[Opening Entries shown section]
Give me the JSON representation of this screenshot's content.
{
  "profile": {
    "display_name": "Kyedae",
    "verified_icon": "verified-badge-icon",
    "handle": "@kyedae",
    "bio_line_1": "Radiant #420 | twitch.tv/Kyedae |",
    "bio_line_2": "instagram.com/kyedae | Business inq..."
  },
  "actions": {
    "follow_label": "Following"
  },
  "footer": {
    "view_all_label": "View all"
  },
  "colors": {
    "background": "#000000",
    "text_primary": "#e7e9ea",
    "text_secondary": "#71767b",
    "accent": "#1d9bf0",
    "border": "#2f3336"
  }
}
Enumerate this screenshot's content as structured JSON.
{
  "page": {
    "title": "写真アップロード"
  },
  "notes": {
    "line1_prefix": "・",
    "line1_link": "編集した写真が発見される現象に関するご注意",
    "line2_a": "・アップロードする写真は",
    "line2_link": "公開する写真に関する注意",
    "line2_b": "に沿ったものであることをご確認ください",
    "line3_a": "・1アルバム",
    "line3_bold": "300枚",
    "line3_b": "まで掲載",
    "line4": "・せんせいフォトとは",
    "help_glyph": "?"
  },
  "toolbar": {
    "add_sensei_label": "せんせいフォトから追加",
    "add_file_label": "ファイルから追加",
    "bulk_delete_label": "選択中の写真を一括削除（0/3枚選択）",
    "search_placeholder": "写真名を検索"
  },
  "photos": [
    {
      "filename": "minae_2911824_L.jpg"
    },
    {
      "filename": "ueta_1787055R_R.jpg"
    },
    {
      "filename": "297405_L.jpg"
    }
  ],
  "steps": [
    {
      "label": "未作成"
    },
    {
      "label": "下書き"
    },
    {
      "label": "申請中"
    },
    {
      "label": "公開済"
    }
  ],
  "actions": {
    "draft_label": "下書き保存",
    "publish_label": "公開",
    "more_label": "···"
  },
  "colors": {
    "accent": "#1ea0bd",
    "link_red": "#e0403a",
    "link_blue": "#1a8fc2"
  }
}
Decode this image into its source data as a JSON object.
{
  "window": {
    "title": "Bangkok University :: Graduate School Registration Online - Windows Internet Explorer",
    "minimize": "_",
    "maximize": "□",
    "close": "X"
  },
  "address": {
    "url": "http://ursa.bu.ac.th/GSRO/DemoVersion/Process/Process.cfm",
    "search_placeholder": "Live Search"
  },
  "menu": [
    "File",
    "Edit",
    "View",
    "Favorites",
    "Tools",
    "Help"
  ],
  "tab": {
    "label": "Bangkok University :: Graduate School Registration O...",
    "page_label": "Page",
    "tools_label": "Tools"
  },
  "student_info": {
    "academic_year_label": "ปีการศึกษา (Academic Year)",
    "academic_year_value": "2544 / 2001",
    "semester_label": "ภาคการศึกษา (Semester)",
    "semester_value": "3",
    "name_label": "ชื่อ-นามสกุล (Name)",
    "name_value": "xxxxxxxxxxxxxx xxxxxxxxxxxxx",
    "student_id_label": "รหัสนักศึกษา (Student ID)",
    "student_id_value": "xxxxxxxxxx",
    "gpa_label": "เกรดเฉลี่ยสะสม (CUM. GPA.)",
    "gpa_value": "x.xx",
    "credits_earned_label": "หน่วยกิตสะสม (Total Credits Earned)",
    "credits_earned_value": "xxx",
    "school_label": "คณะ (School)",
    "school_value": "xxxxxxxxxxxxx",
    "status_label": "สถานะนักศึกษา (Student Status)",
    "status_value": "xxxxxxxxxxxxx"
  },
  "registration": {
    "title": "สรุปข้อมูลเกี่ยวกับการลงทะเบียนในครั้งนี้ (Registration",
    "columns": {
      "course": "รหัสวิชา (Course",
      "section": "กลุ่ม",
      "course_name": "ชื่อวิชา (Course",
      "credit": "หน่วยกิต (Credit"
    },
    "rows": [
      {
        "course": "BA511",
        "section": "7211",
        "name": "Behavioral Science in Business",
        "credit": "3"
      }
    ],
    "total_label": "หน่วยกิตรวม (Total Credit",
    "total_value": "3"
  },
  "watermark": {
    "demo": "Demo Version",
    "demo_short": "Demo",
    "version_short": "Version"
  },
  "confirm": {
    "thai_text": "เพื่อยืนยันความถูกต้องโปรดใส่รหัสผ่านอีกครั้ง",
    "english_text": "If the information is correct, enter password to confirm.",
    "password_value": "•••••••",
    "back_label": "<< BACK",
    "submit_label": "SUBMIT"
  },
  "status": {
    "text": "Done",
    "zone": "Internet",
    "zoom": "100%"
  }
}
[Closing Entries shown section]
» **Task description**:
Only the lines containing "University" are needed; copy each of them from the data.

» **Solution for this task**:
    "title": "Bangkok University :: Graduate School Registration Online - Windows Internet Explorer",
    "label": "Bangkok University :: Graduate School Registration O...",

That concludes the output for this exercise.